If we look to receivers with at least 25 green-zone targets, the production is even more eye-opening. There have been 40 players to see over 25 green-zone targets since 2007. Only five of them did not score at least 10 times. Of that group, we have 36 wide receivers. Every one of them finished as a WR2 or better, with just two players finishing outside the top 20: Torrey Smith was 23rd in 2012 and Calvin Johnson was 21st in 2010 (though he missed two games). Better yet, seven of the past 10 No. 1 fantasy wideouts have seen at least 25 green-zone targets. The only three who didn’t were Antonio Brown in 2015, Josh Gordon in 2013, and Andre Johnson in 2009.
Tight ends comprise the remaining four players with at least 25 green-zone targets in the last 10 years. Jimmy Graham leads that group with 29 green zone targets in 2011. He also recorded 25 in 2013. The other two players are Rob Gronkowski with 27 in 2011 and Vernon Davis with 27 in 2013. All four finished either No. 1 or 2 among tight ends in fantasy scoring. There were an additional five tight ends with at least 20 green-zone targets since 2007: Jordan Reed (23) and Gary Barnidge (21) in 2015, Rob Gronkowski (23) and Jimmy Graham (20) in 2014, and Tony Gonzalez (20) in 2007. All of these players finished among the top three in fantasy scoring.
Like green-zone carries, targets inside the 5 aren’t the only factor in fantasy production. However, wide receivers who see the most green-zone targets are extremely likely to be among the top fantasy scorers at the position, and tight ends who see the most green-zone targets have proven to be elite fantasy options.
This topic needs to be explored in greater detail, but the above information forms a critical foundation for this research. The next step in the process is to consider catch rates on green-zone targets and how these vary based on the line of scrimmage, in addition to team play-calling tendencies. Syncing this work together will provide more insight into how we can more accurately predict receiving touchdowns.
Jeff Ratcliffe | Director of Fantasy
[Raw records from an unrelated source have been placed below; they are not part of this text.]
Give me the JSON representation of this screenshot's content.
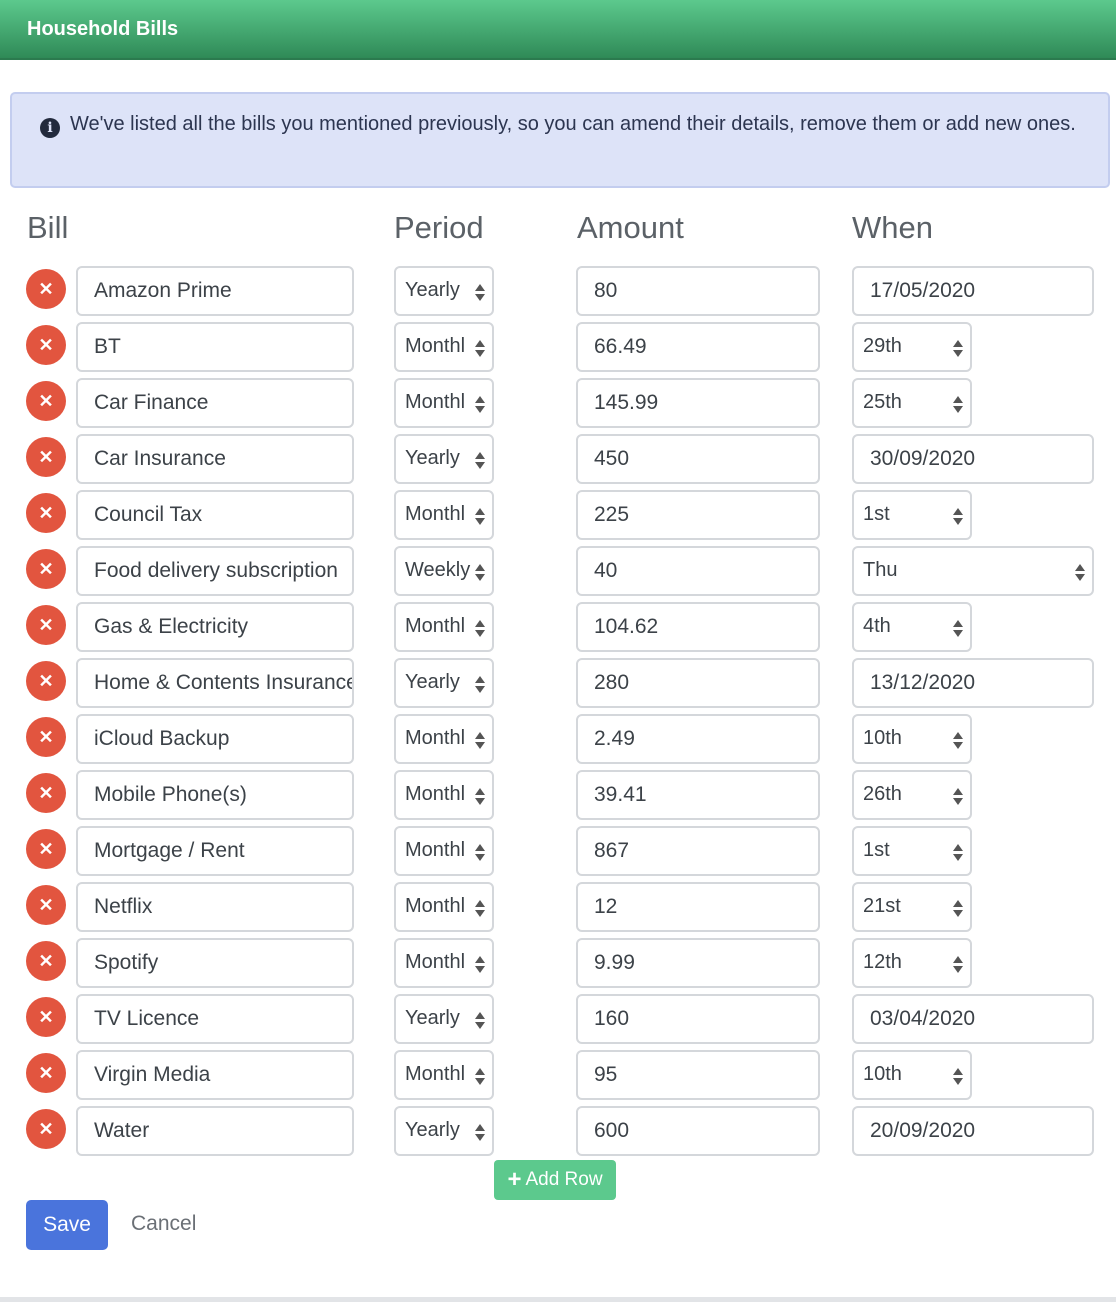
{
  "header": {
    "title": "Household Bills"
  },
  "alert": {
    "icon": "info-circle-icon",
    "text": "We've listed all the bills you mentioned previously, so you can amend their details, remove them or add new ones."
  },
  "columns": {
    "bill": "Bill",
    "period": "Period",
    "amount": "Amount",
    "when": "When"
  },
  "rows": [
    {
      "bill": "Amazon Prime",
      "period": "Yearly",
      "amount": "80",
      "when_type": "date",
      "when": "17/05/2020"
    },
    {
      "bill": "BT",
      "period": "Monthl",
      "amount": "66.49",
      "when_type": "day",
      "when": "29th"
    },
    {
      "bill": "Car Finance",
      "period": "Monthl",
      "amount": "145.99",
      "when_type": "day",
      "when": "25th"
    },
    {
      "bill": "Car Insurance",
      "period": "Yearly",
      "amount": "450",
      "when_type": "date",
      "when": "30/09/2020"
    },
    {
      "bill": "Council Tax",
      "period": "Monthl",
      "amount": "225",
      "when_type": "day",
      "when": "1st"
    },
    {
      "bill": "Food delivery subscription",
      "period": "Weekly",
      "amount": "40",
      "when_type": "weekday",
      "when": "Thu"
    },
    {
      "bill": "Gas & Electricity",
      "period": "Monthl",
      "amount": "104.62",
      "when_type": "day",
      "when": "4th"
    },
    {
      "bill": "Home & Contents Insurance",
      "period": "Yearly",
      "amount": "280",
      "when_type": "date",
      "when": "13/12/2020"
    },
    {
      "bill": "iCloud Backup",
      "period": "Monthl",
      "amount": "2.49",
      "when_type": "day",
      "when": "10th"
    },
    {
      "bill": "Mobile Phone(s)",
      "period": "Monthl",
      "amount": "39.41",
      "when_type": "day",
      "when": "26th"
    },
    {
      "bill": "Mortgage / Rent",
      "period": "Monthl",
      "amount": "867",
      "when_type": "day",
      "when": "1st"
    },
    {
      "bill": "Netflix",
      "period": "Monthl",
      "amount": "12",
      "when_type": "day",
      "when": "21st"
    },
    {
      "bill": "Spotify",
      "period": "Monthl",
      "amount": "9.99",
      "when_type": "day",
      "when": "12th"
    },
    {
      "bill": "TV Licence",
      "period": "Yearly",
      "amount": "160",
      "when_type": "date",
      "when": "03/04/2020"
    },
    {
      "bill": "Virgin Media",
      "period": "Monthl",
      "amount": "95",
      "when_type": "day",
      "when": "10th"
    },
    {
      "bill": "Water",
      "period": "Yearly",
      "amount": "600",
      "when_type": "date",
      "when": "20/09/2020"
    }
  ],
  "buttons": {
    "add_row": "Add Row",
    "save": "Save",
    "cancel": "Cancel"
  },
  "colors": {
    "header": "#3da06a",
    "remove": "#e2553f",
    "save": "#4a74dc",
    "add_row": "#5cc98d",
    "alert_bg": "#dde3f8"
  }
}
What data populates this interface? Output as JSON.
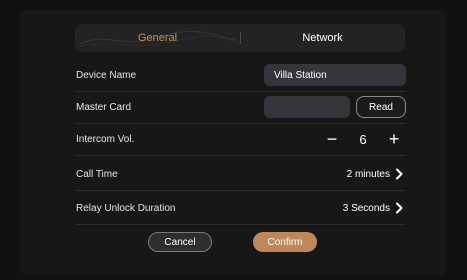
{
  "tabs": [
    {
      "label": "General",
      "active": true
    },
    {
      "label": "Network",
      "active": false
    }
  ],
  "rows": {
    "device_name": {
      "label": "Device Name",
      "value": "Villa Station"
    },
    "master_card": {
      "label": "Master Card",
      "value": "",
      "button": "Read"
    },
    "intercom_vol": {
      "label": "Intercom Vol.",
      "value": "6",
      "minus": "−",
      "plus": "+"
    },
    "call_time": {
      "label": "Call Time",
      "value": "2 minutes"
    },
    "relay_unlock": {
      "label": "Relay Unlock Duration",
      "value": "3 Seconds"
    }
  },
  "buttons": {
    "cancel": "Cancel",
    "confirm": "Confirm"
  },
  "colors": {
    "accent": "#c0875a",
    "background": "#111111",
    "field": "#34363b"
  }
}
Jeff Ratcliffe is the Director of Fantasy at Pro Football Focus. He produces all of our projections and is 2016's second-most-accurate ranker in the fantasy industry. Jeff also is the host of our show on SiriusXM fantasy sports radio and is one of the main hosts of our Fantasy Slant podcast.